Records from a data collection
+++++

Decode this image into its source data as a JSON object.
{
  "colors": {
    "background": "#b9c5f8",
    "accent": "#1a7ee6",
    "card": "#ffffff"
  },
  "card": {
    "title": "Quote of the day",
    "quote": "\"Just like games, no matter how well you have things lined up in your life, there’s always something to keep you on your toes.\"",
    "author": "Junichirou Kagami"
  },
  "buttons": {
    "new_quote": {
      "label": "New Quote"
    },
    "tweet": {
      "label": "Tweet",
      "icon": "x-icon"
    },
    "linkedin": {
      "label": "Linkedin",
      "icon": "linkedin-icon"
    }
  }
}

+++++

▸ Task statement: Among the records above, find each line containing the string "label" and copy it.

▸ Result of the exercise:
      "label": "New Quote"
      "label": "Tweet",
      "label": "Linkedin",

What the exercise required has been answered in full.